WHITEMAN AIR FORCE BASE, Mo. -- There is a fresh scent in the air, a welcome mat to greet visitors, and friendly smiles behind the front desk to greet guests and make them feel at home. This is the atmosphere of the Whiteman Inn here on base.

Like many hotels, the staff of the Whiteman Inn comprises receptionists, accountants, managers, house keepers and maintenance workers. Each has a significant role that affects the hotel's operations.

Every manager is responsible for different duties which deal with different aspects of the hotel, said Whisper Maxwell, 509th Force Support Squadron lodging accountant.

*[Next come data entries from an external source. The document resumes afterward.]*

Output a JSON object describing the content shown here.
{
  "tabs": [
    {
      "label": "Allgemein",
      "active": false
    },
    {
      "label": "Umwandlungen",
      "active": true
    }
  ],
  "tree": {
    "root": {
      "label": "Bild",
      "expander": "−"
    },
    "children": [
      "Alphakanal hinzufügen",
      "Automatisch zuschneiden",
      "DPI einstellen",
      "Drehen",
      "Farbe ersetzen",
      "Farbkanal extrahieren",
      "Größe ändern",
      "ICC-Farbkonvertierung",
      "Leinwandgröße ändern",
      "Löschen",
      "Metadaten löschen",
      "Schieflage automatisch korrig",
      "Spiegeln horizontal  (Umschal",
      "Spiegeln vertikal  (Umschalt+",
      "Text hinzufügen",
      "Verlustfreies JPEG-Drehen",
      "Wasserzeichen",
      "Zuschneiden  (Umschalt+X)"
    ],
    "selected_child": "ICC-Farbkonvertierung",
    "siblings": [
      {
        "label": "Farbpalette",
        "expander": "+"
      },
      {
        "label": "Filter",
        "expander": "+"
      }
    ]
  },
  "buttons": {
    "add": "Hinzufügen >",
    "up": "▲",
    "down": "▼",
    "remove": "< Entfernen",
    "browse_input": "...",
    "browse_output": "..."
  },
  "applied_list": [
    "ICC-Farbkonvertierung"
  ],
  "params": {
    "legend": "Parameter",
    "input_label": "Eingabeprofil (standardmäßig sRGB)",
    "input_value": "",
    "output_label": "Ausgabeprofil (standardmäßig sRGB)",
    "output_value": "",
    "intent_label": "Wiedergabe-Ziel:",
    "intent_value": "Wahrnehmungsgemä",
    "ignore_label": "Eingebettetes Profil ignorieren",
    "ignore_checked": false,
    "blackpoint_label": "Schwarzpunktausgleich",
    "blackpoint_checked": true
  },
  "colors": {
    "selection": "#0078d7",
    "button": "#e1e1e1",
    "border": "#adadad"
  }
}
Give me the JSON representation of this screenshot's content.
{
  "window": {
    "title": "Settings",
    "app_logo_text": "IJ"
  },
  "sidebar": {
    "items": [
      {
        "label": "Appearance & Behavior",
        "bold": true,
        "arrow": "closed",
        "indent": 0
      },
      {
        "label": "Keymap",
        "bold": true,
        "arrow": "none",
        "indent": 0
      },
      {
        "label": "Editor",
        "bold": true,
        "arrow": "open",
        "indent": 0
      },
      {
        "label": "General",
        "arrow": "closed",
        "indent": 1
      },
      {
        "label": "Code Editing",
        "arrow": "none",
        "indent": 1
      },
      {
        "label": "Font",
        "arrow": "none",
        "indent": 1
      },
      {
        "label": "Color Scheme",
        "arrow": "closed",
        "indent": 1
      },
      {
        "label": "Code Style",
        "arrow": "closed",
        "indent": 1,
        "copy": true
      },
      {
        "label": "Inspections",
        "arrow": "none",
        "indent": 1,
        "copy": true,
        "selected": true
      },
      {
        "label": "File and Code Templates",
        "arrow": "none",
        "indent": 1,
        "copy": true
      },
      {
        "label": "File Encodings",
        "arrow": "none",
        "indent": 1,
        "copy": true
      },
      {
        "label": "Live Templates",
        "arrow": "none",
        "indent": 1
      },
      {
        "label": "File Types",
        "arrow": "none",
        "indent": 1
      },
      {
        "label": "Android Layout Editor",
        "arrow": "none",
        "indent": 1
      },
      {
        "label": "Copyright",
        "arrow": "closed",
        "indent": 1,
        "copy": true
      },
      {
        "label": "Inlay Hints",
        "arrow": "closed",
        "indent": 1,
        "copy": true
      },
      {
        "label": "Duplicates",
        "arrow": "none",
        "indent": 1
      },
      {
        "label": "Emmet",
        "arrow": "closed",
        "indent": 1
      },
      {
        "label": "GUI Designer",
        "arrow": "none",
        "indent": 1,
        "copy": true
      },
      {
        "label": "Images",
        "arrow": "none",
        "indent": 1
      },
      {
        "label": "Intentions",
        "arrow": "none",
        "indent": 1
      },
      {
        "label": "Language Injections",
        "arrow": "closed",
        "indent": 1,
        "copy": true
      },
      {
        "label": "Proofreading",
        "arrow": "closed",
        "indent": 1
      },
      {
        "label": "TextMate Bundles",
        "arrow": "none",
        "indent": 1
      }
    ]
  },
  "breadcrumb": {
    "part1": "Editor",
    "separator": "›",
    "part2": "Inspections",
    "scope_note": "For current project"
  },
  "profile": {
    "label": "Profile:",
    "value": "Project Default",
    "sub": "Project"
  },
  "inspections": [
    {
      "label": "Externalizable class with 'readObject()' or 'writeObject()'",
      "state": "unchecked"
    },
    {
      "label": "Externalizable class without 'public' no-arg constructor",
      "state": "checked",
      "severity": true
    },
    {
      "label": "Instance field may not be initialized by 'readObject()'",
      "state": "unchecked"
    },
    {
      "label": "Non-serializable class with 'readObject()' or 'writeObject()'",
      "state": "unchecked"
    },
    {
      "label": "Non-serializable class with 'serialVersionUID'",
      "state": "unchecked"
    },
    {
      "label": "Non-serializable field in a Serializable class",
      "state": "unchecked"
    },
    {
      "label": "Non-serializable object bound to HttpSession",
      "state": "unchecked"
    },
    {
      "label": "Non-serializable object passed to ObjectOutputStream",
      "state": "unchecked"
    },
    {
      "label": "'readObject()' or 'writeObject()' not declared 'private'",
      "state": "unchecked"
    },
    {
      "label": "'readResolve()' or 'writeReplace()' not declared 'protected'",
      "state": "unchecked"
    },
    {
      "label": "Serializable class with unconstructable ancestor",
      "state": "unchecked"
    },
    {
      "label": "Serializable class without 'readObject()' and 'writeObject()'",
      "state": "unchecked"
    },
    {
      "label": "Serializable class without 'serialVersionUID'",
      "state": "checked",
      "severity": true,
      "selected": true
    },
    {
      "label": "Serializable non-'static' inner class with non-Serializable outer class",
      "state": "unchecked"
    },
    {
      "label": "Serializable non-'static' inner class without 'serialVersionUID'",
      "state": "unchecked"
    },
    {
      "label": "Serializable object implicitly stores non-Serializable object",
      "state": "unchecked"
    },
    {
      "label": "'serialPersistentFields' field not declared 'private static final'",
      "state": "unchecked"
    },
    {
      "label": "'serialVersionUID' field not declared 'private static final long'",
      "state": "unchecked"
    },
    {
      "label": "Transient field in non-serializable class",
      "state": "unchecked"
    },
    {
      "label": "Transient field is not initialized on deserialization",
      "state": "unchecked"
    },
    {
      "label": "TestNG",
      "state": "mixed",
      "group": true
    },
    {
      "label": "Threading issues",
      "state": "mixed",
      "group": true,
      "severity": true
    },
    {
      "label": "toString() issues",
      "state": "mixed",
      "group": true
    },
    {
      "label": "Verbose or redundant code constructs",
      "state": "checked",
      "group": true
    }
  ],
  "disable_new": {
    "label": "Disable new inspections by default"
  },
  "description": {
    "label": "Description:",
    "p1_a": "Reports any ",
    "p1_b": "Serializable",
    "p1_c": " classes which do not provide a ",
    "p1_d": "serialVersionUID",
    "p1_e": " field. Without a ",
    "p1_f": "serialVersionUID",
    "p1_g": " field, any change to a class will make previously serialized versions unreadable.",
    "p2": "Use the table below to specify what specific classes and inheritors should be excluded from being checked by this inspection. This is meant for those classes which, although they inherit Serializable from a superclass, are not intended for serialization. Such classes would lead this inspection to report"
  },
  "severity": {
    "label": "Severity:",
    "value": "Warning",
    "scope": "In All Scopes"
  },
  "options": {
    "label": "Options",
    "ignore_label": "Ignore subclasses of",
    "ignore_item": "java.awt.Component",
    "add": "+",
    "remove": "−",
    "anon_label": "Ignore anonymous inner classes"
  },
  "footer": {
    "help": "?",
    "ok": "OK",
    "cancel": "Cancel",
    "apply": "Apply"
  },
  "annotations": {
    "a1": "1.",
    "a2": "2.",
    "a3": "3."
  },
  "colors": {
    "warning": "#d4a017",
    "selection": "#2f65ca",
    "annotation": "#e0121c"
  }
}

The operations manager deals with services such as labor, linen, security and safety. The guest service manager oversees customer service and the front-desk employees. The housekeeping manager deals with the cleanliness of the hotel and supervises housekeepers. The supply technician works to ensure the employees and guests have all their various supply needs met. Finally, the general manager is, of course, responsible for all the hotel's operations in charge of the entire hotel.

Additionally, receptionists offer assistance with reservations and check-ins, while housekeepers are responsible for delivering room service and cleaning the rooms, said Staff Sgt. Derrick Walker, 509th FSS housekeeping manager.

As a lodging accountant, Maxwell also performs a vital function for the Whiteman Inn.

"I am responsible for doing daily paperwork and deposits," said Maxwell. "I also do group reservations, usually more than four people. For the Compliance Unit Inspection (CUI), there will be 150 people arriving. I've talked with their point of contact to get all of their lodging handled. We gather all the names and log them into the system and handle the inspector general bill, which pays for the rooms of individuals who are entitled to it. This also applies to smaller groups, such as flight crews or med group inspection teams."

Housekeeper managers have the important job of supervising housekeepers, as well as performing cleaning tasks to keep rooms in order.

"I am in charge of 17 housekeepers and [of] cleaning rooms. We do turnovers before check-outs (1100) and check-ins (1400)," said Walker. "This means we will have to clean all used rooms before check-in time when guests arrive. Time management is a big factor in what we do because of events like the up-coming CUI; we are constantly busy making sure rooms are prepared for the inspectors within a timely manner. Teamwork is very important; managers who do not normally clean will step in and help get the job done successfully."

Lodging contributes to the Whiteman mission through providing outstanding customer service and quality first impressions.

These attributes are important because they allow visitors to form good opinions of Whiteman and enjoy their stay on base, said Maxwell. For most visitors, Lodging personnel are the first people they see when they get to Whiteman, so that positive first impression is vital.

Distinguished visitor houses are used for anyone deemed a DV, such as a newly promoted general, a person whose relative has passed away, or the secretary of defense. Whether DVs or not, however, all guests are treated with the same level of respect and care.

The busiest time of the year for Lodging is the summer because of temporary duty travels, permanent changes of station and out and in-processing reach their high point. People traveling TDY or PCSing stay in the Whiteman Inn for the duration of their TDY, or until they find permanent housing upon PCSing.

At the end of the day, whether someone is PCSing, traveling TDY or just visiting the base, Whiteman Inn personnel aim to provide their guests with positive experiences, and make them feel welcomed and a part of the Whiteman family.

For more information, questions or concerns, please contact the Whiteman Inn at 660-687-1885.